╔══
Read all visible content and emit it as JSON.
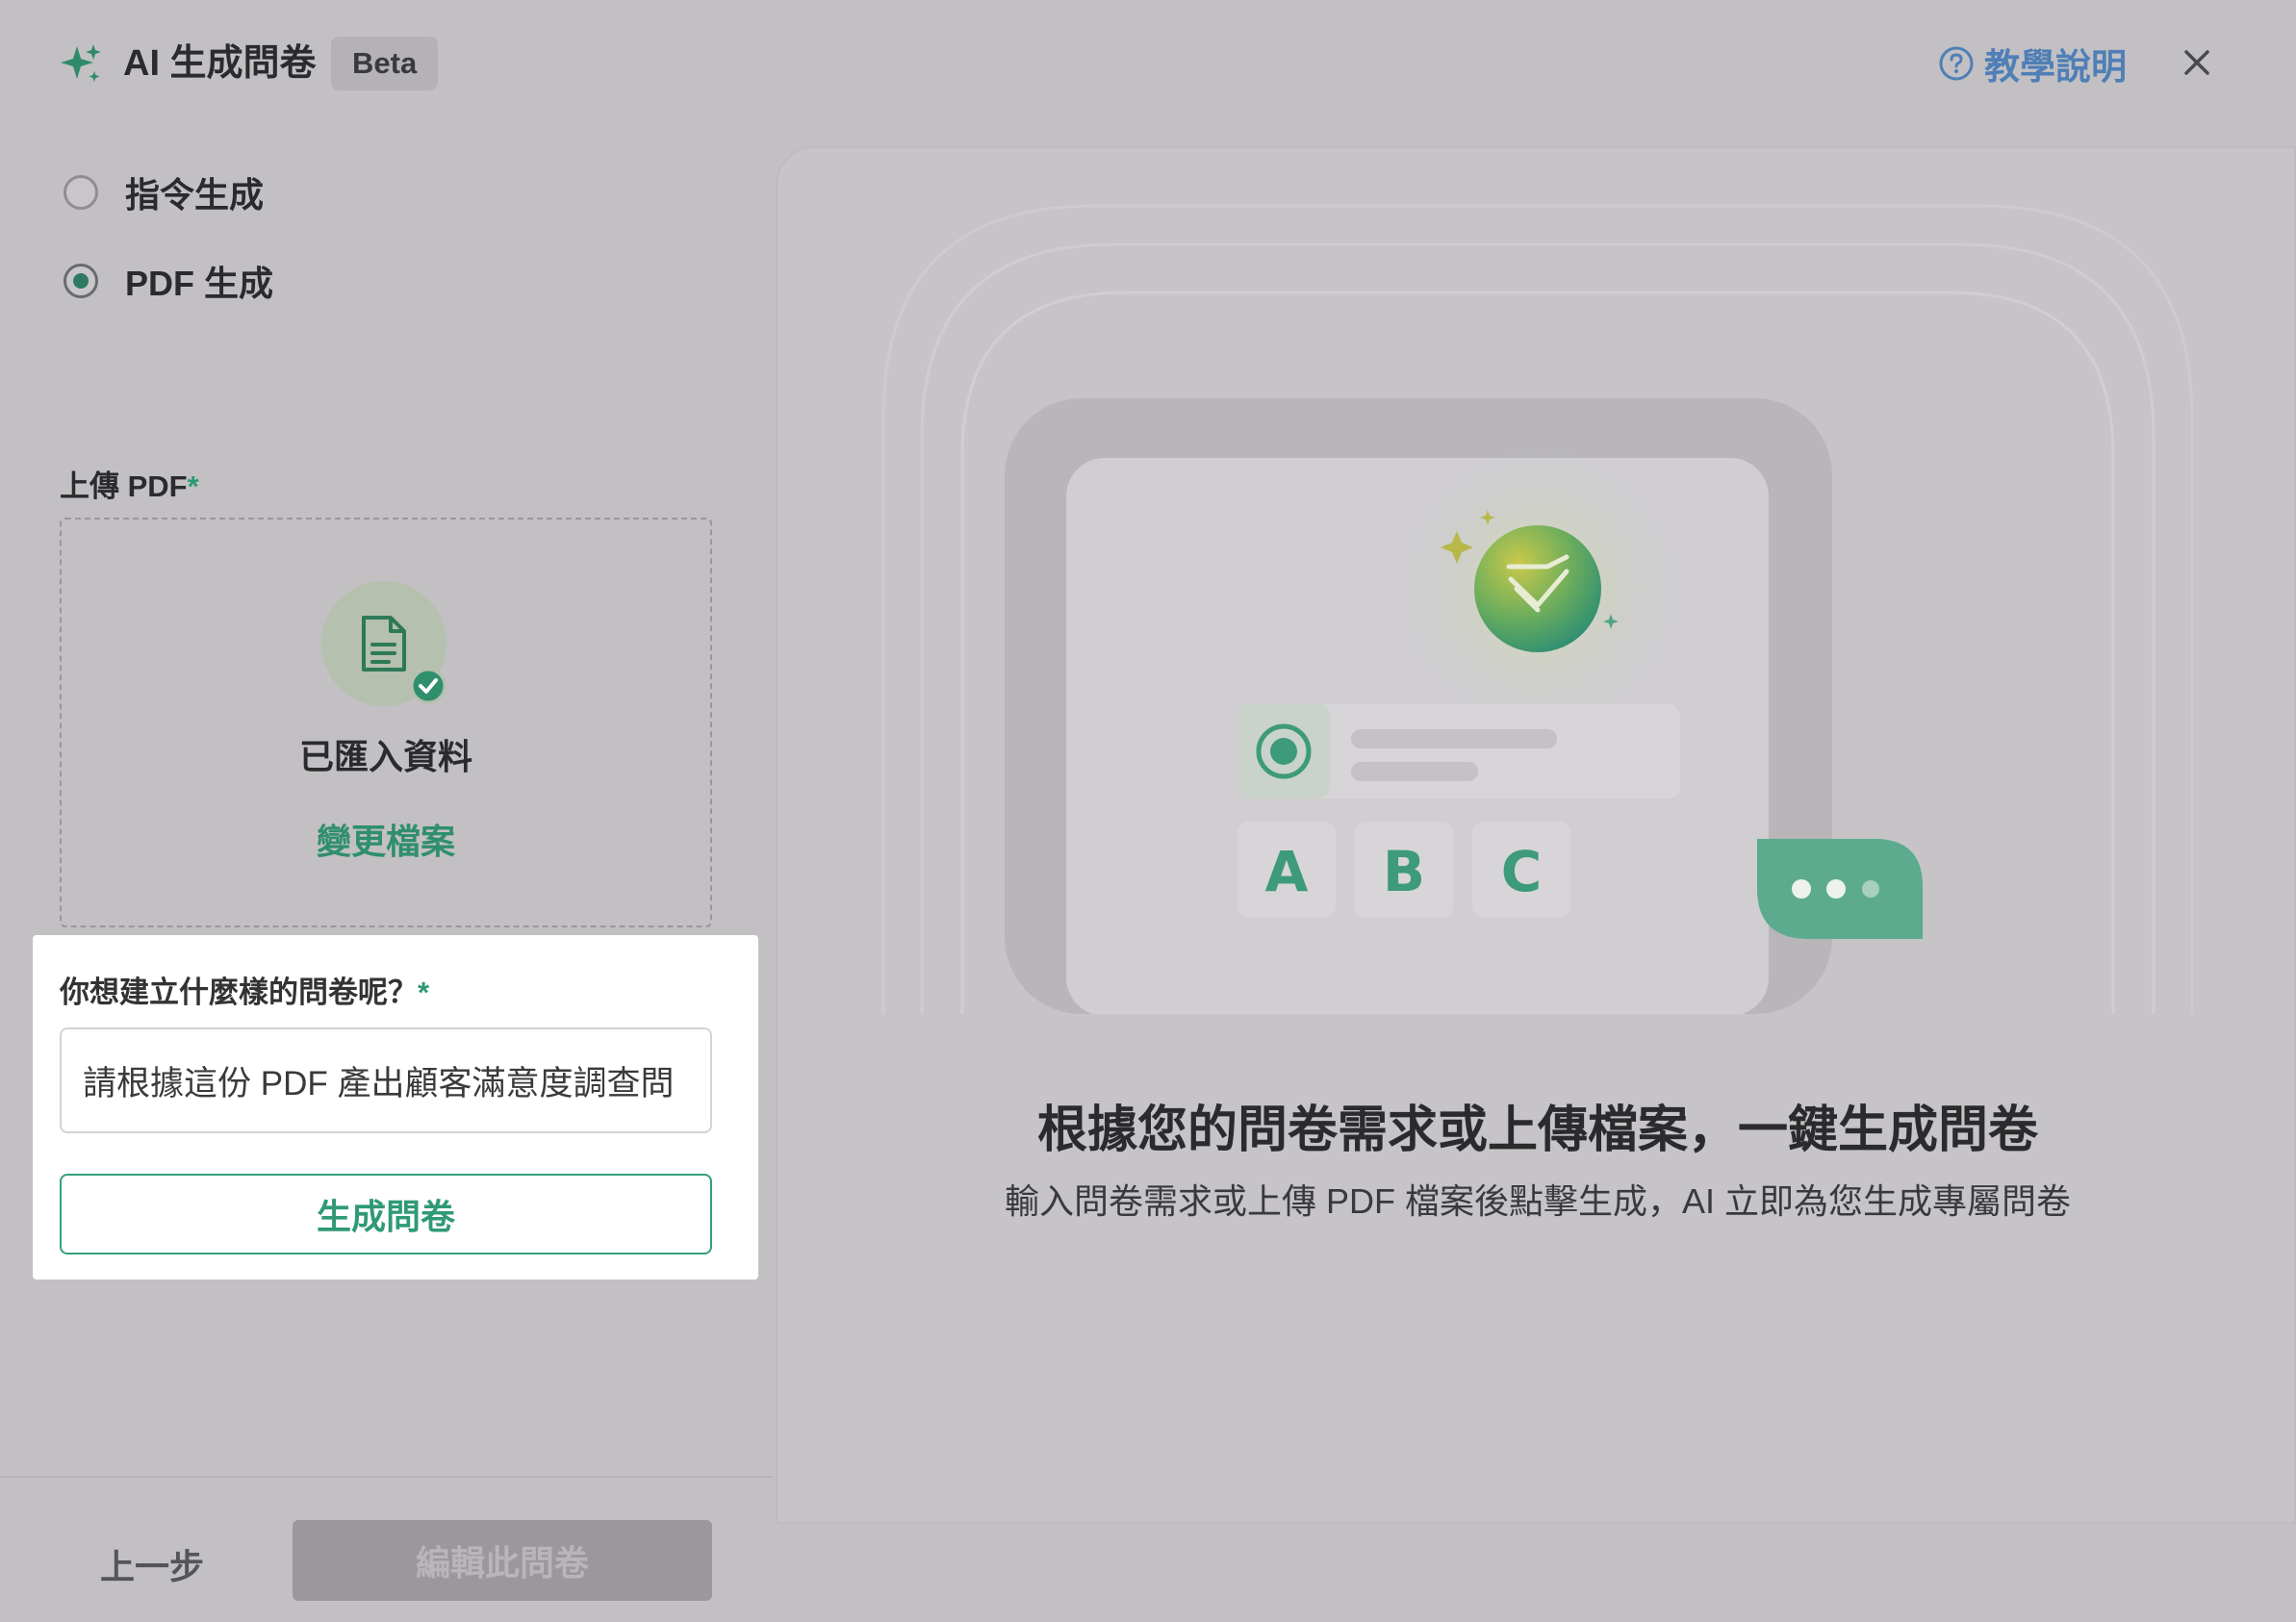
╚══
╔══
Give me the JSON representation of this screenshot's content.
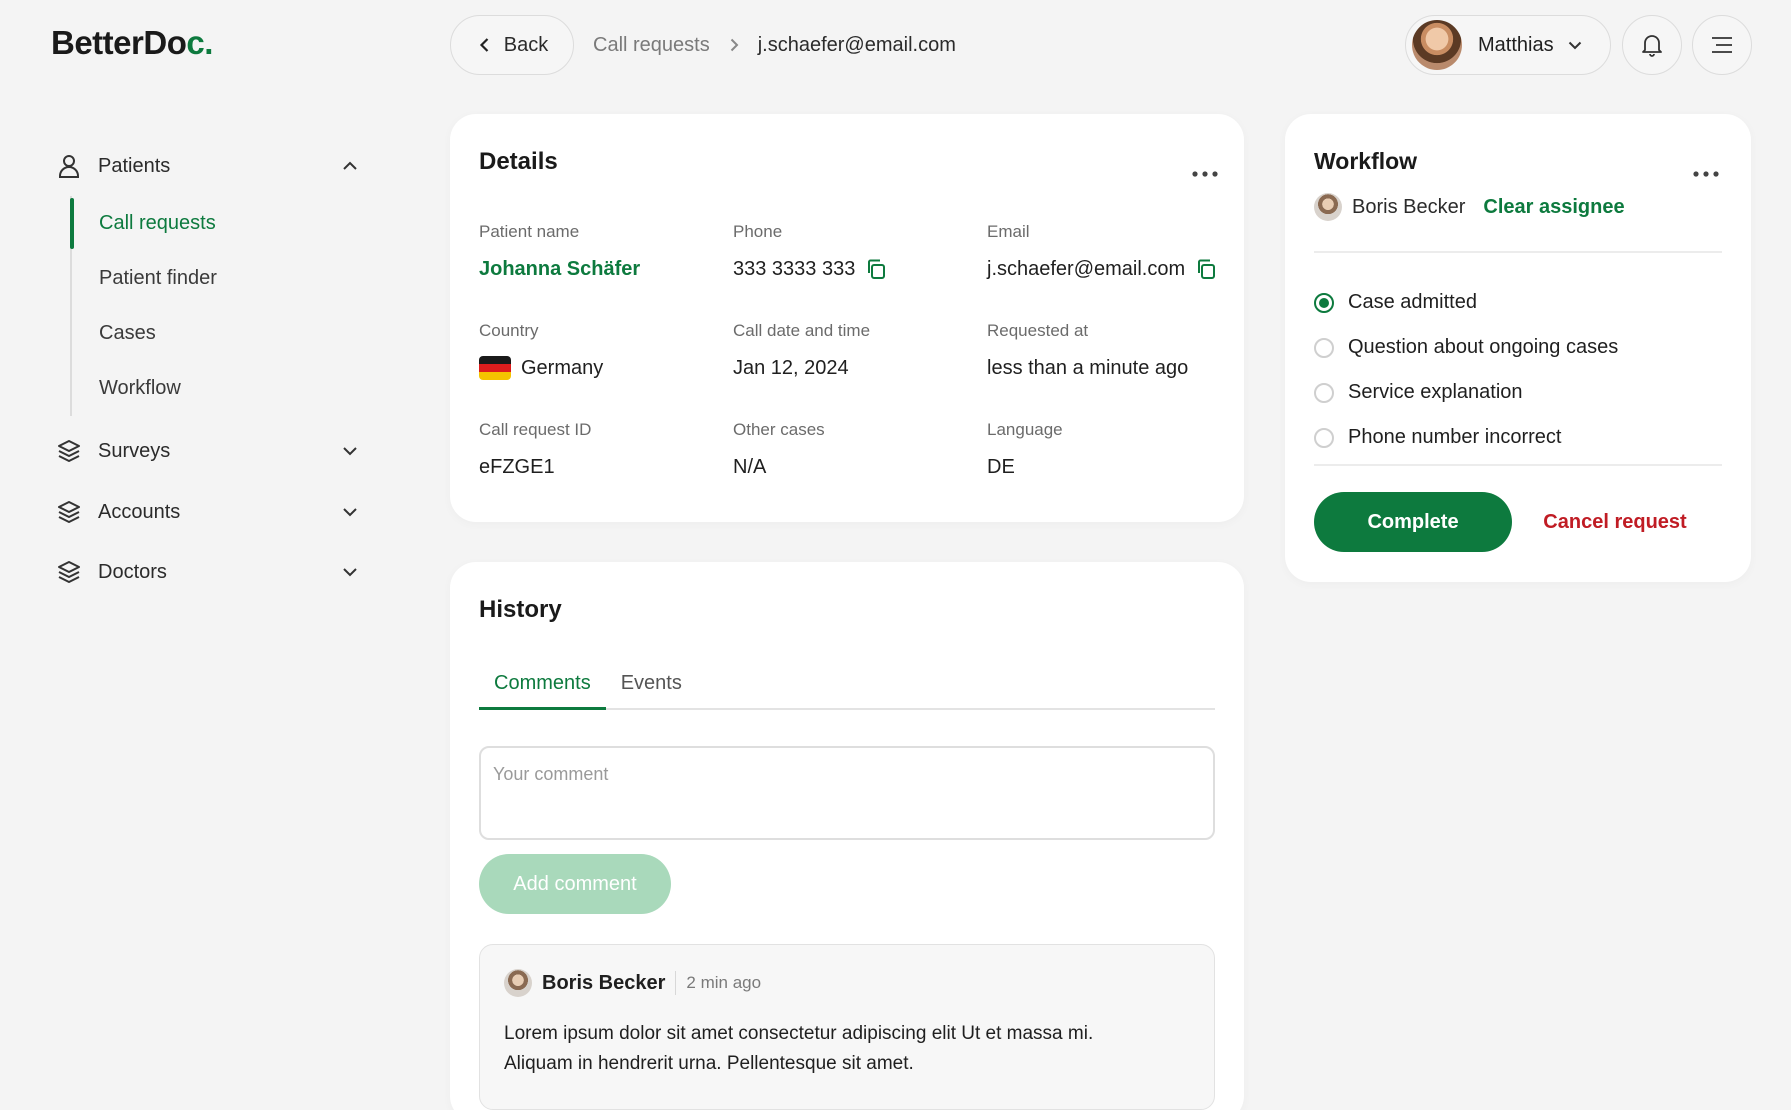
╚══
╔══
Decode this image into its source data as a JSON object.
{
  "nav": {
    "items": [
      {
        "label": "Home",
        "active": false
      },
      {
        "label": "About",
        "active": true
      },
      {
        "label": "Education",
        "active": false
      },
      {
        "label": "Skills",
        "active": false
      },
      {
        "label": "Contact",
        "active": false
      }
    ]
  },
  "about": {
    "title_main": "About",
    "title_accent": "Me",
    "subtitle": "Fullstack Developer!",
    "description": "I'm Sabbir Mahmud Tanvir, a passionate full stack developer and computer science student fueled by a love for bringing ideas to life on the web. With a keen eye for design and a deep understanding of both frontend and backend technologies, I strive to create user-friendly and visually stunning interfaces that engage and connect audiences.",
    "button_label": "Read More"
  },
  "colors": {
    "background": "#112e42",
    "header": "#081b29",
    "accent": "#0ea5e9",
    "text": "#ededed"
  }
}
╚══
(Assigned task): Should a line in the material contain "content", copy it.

(Finished exercise):
Read all visible content and emit it as JSON.
Give me the JSON representation of this screenshot's content.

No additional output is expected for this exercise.